· Define Document Access Roles

The larger a company gets, the less universal or standardized each document becomes. There will be a point where a document or report, most critical to one department in your company, may not be meaningful for another department. Every individual in your company has their own responsibilities and tasks and embedding document control expectations in those responsibilities creates accountability.

Even if a specific document is not important for another department, it still must be present in your system. You can set up your documents and reports with priorities for users and even user groups to control access.

· Controlled Access

Access control refers to the policies and mechanisms that control who is has access to resources and what they can do with those resources.

Your employees and even your auditor should be able to easily login to access approved documents and reports online. Next, your system is set up where users obtain different access privileges to files, devices, and other system resources. Finally, your operating system must enforce these access privileges. Users should not be able to read or change or modify data if a policy prohibits them from doing so.

· Automate the Process

One challenge to an ideal document control system is human error. Human error can have a significant and widespread impact on your products and services and your ability to remain compliant. Automating file management means every aspect of the user and group file lifecycle is an automated digital managed system so your IT department do not control the process.

Whether for regulatory compliance or intellectual property protection, your organization has data-use policies it should enforce. Only specific users and groups should have access to sensitive data and automating file management can establish access requirements on the spot.

Digital document staff training

Final Thoughts

Document management and control are a key part of any 21st-century business strategy. Today, there is a surplus of software options to meet both small and large organization’s needs.
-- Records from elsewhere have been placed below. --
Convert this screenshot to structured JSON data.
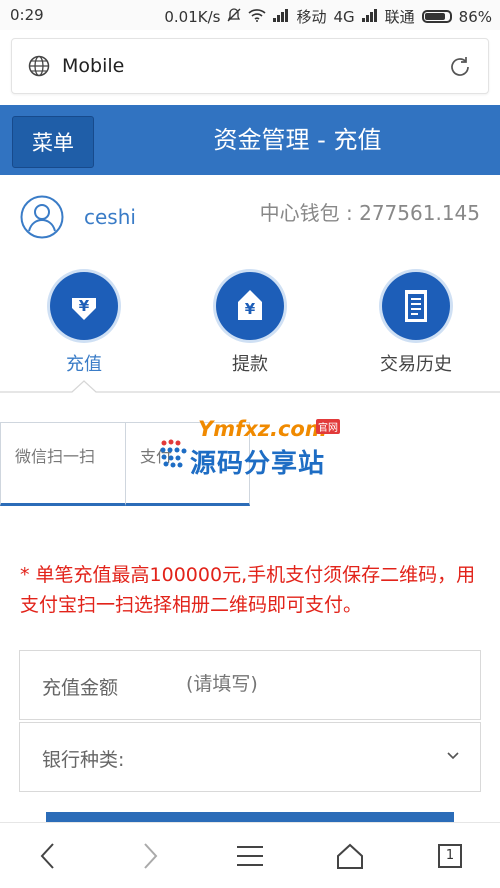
{
  "status_bar": {
    "time": "0:29",
    "speed": "0.01K/s",
    "carrier1": "移动",
    "network1": "4G",
    "carrier2": "联通",
    "battery": "86%"
  },
  "url_bar": {
    "text": "Mobile",
    "icons": [
      "globe-icon",
      "reload-icon"
    ]
  },
  "header": {
    "menu_label": "菜单",
    "title": "资金管理 - 充值",
    "color": "#3173c1"
  },
  "user": {
    "name": "ceshi",
    "wallet_label": "中心钱包 : 277561.145"
  },
  "actions": [
    {
      "label": "充值",
      "icon": "deposit-yen-icon",
      "active": true
    },
    {
      "label": "提款",
      "icon": "withdraw-yen-icon",
      "active": false
    },
    {
      "label": "交易历史",
      "icon": "history-list-icon",
      "active": false
    }
  ],
  "pay_tabs": [
    {
      "label": "微信扫一扫"
    },
    {
      "label": "支付"
    }
  ],
  "watermark": {
    "top": "Ymfxz.com",
    "badge": "官网",
    "main": "源码分享站"
  },
  "notice": "* 单笔充值最高100000元,手机支付须保存二维码，用支付宝扫一扫选择相册二维码即可支付。",
  "form": {
    "amount_label": "充值金额",
    "amount_placeholder": "(请填写)",
    "bank_label": "银行种类:"
  },
  "bottom_nav": {
    "tab_count": "1"
  }
}
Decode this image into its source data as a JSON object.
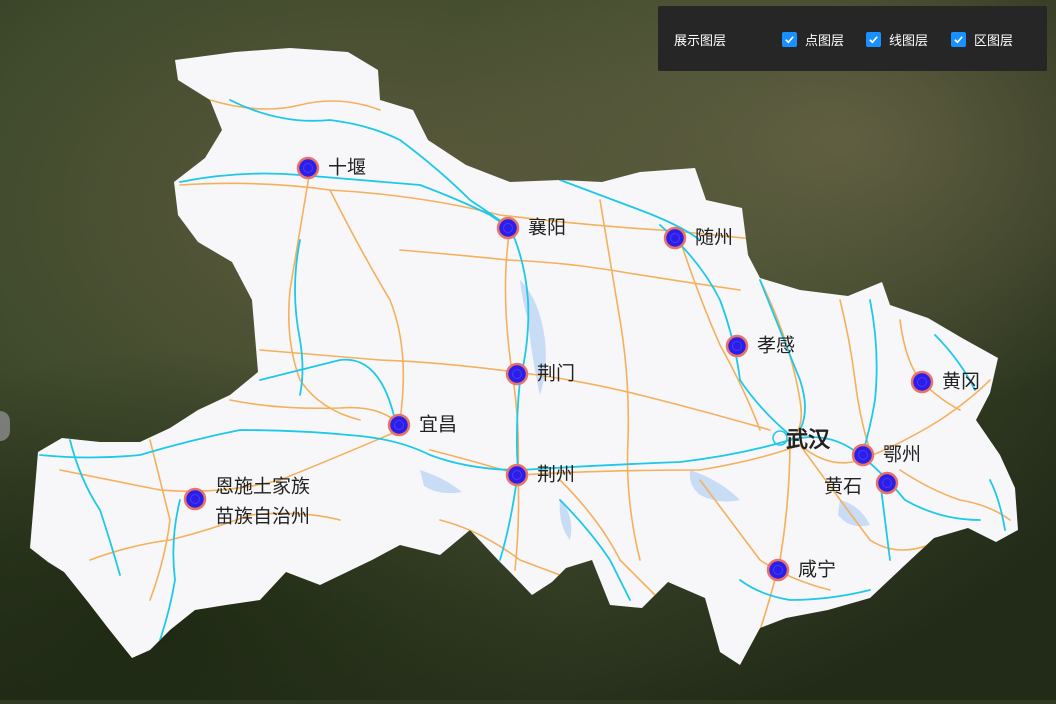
{
  "layer_panel": {
    "title": "展示图层",
    "checkboxes": [
      {
        "label": "点图层",
        "checked": true
      },
      {
        "label": "线图层",
        "checked": true
      },
      {
        "label": "区图层",
        "checked": true
      }
    ]
  },
  "capital": {
    "name": "武汉"
  },
  "cities": [
    {
      "id": "shiyan",
      "name": "十堰"
    },
    {
      "id": "xiangyang",
      "name": "襄阳"
    },
    {
      "id": "suizhou",
      "name": "随州"
    },
    {
      "id": "xiaogan",
      "name": "孝感"
    },
    {
      "id": "jingmen",
      "name": "荆门"
    },
    {
      "id": "huanggang",
      "name": "黄冈"
    },
    {
      "id": "yichang",
      "name": "宜昌"
    },
    {
      "id": "ezhou",
      "name": "鄂州"
    },
    {
      "id": "jingzhou",
      "name": "荆州"
    },
    {
      "id": "huangshi",
      "name": "黄石"
    },
    {
      "id": "enshi",
      "name": "恩施土家族苗族自治州",
      "lines": [
        "恩施土家族",
        "苗族自治州"
      ]
    },
    {
      "id": "xianning",
      "name": "咸宁"
    }
  ],
  "colors": {
    "province_fill": "#f7f7f9",
    "river": "#1ec8e8",
    "road": "#f5b05c",
    "lake": "#c9dcf5",
    "marker_fill": "#2a1ee8",
    "marker_stroke": "#e8736a",
    "checkbox": "#1890ff",
    "panel_bg": "#262626"
  }
}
However, setting up a document/file control system goes beyond software alone.

Many leading organizations rely on OMG to transform critical business document processes where staff productivity thrive, and your documents have a secure home. We will evaluate your current document management and records program. Then, we recommend the most effective solution to ensure overall quality and preserve chain-of-custody. If you would like to learn more, please contact us.

Leave a Reply